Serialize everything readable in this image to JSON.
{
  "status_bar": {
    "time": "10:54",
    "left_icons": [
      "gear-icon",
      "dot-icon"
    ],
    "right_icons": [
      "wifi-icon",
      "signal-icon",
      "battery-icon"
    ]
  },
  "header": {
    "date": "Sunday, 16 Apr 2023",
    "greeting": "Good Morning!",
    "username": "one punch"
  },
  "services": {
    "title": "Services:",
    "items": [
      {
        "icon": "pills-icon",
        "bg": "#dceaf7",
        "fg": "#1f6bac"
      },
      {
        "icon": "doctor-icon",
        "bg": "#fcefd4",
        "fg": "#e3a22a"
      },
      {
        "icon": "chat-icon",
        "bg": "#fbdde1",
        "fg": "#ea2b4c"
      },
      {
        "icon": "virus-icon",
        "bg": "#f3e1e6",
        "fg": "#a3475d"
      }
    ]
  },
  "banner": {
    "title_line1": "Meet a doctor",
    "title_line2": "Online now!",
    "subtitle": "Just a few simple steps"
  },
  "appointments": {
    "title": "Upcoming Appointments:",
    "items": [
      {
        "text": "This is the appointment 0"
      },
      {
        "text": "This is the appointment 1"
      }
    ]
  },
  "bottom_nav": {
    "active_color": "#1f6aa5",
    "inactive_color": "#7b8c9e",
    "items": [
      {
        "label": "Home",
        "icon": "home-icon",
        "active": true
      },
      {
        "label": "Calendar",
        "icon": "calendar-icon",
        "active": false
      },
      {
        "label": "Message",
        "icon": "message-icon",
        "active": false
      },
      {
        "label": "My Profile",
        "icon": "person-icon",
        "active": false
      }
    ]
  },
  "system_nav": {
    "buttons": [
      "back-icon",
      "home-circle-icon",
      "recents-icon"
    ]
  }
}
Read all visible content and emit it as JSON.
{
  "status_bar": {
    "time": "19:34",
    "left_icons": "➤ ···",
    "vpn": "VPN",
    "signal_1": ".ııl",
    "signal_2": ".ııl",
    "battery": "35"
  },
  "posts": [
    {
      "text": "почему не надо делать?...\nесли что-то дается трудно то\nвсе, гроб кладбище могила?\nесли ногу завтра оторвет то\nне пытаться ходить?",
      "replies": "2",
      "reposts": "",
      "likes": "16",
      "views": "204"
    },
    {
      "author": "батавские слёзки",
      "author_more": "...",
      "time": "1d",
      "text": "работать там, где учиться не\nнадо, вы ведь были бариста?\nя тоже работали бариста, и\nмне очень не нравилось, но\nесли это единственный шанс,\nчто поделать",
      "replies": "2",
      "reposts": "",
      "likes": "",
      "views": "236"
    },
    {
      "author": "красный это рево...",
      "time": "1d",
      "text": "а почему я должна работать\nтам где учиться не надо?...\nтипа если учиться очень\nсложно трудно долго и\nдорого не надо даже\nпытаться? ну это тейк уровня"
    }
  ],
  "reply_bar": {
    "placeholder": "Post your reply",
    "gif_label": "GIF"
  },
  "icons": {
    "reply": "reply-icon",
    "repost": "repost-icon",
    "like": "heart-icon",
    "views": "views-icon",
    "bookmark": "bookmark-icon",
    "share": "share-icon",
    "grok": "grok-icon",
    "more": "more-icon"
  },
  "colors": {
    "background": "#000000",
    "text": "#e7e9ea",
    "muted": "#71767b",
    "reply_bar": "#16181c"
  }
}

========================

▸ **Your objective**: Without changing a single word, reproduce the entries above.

▸ **Completed task**:
Serialize everything readable in this image to JSON.
{
  "status_bar": {
    "time": "10:54",
    "left_icons": [
      "gear-icon",
      "dot-icon"
    ],
    "right_icons": [
      "wifi-icon",
      "signal-icon",
      "battery-icon"
    ]
  },
  "header": {
    "date": "Sunday, 16 Apr 2023",
    "greeting": "Good Morning!",
    "username": "one punch"
  },
  "services": {
    "title": "Services:",
    "items": [
      {
        "icon": "pills-icon",
        "bg": "#dceaf7",
        "fg": "#1f6bac"
      },
      {
        "icon": "doctor-icon",
        "bg": "#fcefd4",
        "fg": "#e3a22a"
      },
      {
        "icon": "chat-icon",
        "bg": "#fbdde1",
        "fg": "#ea2b4c"
      },
      {
        "icon": "virus-icon",
        "bg": "#f3e1e6",
        "fg": "#a3475d"
      }
    ]
  },
  "banner": {
    "title_line1": "Meet a doctor",
    "title_line2": "Online now!",
    "subtitle": "Just a few simple steps"
  },
  "appointments": {
    "title": "Upcoming Appointments:",
    "items": [
      {
        "text": "This is the appointment 0"
      },
      {
        "text": "This is the appointment 1"
      }
    ]
  },
  "bottom_nav": {
    "active_color": "#1f6aa5",
    "inactive_color": "#7b8c9e",
    "items": [
      {
        "label": "Home",
        "icon": "home-icon",
        "active": true
      },
      {
        "label": "Calendar",
        "icon": "calendar-icon",
        "active": false
      },
      {
        "label": "Message",
        "icon": "message-icon",
        "active": false
      },
      {
        "label": "My Profile",
        "icon": "person-icon",
        "active": false
      }
    ]
  },
  "system_nav": {
    "buttons": [
      "back-icon",
      "home-circle-icon",
      "recents-icon"
    ]
  }
}
Read all visible content and emit it as JSON.
{
  "status_bar": {
    "time": "19:34",
    "left_icons": "➤ ···",
    "vpn": "VPN",
    "signal_1": ".ııl",
    "signal_2": ".ııl",
    "battery": "35"
  },
  "posts": [
    {
      "text": "почему не надо делать?...\nесли что-то дается трудно то\nвсе, гроб кладбище могила?\nесли ногу завтра оторвет то\nне пытаться ходить?",
      "replies": "2",
      "reposts": "",
      "likes": "16",
      "views": "204"
    },
    {
      "author": "батавские слёзки",
      "author_more": "...",
      "time": "1d",
      "text": "работать там, где учиться не\nнадо, вы ведь были бариста?\nя тоже работали бариста, и\nмне очень не нравилось, но\nесли это единственный шанс,\nчто поделать",
      "replies": "2",
      "reposts": "",
      "likes": "",
      "views": "236"
    },
    {
      "author": "красный это рево...",
      "time": "1d",
      "text": "а почему я должна работать\nтам где учиться не надо?...\nтипа если учиться очень\nсложно трудно долго и\nдорого не надо даже\nпытаться? ну это тейк уровня"
    }
  ],
  "reply_bar": {
    "placeholder": "Post your reply",
    "gif_label": "GIF"
  },
  "icons": {
    "reply": "reply-icon",
    "repost": "repost-icon",
    "like": "heart-icon",
    "views": "views-icon",
    "bookmark": "bookmark-icon",
    "share": "share-icon",
    "grok": "grok-icon",
    "more": "more-icon"
  },
  "colors": {
    "background": "#000000",
    "text": "#e7e9ea",
    "muted": "#71767b",
    "reply_bar": "#16181c"
  }
}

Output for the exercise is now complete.